-------- Records provided

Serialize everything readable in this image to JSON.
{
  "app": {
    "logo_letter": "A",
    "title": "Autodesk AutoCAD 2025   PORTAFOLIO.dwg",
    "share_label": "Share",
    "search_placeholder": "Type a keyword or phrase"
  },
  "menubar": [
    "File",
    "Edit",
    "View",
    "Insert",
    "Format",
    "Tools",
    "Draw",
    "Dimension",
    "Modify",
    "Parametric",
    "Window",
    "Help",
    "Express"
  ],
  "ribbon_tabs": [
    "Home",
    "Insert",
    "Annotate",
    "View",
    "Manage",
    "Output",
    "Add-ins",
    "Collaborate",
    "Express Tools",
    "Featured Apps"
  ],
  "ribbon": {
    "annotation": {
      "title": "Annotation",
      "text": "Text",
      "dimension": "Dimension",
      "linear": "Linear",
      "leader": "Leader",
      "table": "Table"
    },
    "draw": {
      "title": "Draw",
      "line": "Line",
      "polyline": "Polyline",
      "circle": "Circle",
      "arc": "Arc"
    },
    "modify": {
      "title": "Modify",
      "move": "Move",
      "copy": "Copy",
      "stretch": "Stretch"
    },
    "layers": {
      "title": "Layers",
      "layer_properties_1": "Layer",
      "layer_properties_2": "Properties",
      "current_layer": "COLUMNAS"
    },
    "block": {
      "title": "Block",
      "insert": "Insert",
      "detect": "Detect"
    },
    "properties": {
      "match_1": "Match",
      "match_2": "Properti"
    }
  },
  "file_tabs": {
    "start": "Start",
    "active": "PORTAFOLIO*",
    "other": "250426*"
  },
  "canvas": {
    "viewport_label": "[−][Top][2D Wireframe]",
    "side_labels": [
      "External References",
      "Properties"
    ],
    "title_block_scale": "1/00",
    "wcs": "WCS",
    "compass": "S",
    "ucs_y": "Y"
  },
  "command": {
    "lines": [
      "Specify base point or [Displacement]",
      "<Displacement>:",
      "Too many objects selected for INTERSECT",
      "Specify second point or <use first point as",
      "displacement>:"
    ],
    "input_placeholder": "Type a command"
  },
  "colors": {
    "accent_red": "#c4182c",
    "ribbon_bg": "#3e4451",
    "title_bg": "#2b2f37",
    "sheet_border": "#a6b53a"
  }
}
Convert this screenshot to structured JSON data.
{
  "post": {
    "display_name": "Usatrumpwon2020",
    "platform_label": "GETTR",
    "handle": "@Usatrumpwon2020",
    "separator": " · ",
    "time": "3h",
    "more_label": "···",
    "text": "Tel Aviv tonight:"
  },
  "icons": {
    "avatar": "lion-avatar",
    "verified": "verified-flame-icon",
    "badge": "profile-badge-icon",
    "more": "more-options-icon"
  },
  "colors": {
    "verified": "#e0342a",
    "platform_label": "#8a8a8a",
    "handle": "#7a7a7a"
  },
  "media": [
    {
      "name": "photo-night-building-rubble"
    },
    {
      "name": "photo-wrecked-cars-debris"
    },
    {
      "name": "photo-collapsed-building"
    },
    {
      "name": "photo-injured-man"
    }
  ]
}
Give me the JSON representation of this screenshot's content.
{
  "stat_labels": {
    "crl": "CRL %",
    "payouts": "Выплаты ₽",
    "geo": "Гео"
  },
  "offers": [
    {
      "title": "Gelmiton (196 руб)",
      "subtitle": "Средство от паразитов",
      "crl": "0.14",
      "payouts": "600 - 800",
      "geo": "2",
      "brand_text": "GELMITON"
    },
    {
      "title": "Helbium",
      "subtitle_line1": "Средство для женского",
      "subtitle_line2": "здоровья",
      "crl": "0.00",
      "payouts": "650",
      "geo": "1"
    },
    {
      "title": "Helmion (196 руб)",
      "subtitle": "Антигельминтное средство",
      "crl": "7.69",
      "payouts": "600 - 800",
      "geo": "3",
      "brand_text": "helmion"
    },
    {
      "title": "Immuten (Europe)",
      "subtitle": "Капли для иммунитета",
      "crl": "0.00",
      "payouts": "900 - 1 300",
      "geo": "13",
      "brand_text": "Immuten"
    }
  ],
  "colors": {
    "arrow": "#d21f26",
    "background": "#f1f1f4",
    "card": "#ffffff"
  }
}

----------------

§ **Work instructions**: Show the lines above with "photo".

§ **Response box**:
      "name": "photo-night-building-rubble"
      "name": "photo-wrecked-cars-debris"
      "name": "photo-collapsed-building"
      "name": "photo-injured-man"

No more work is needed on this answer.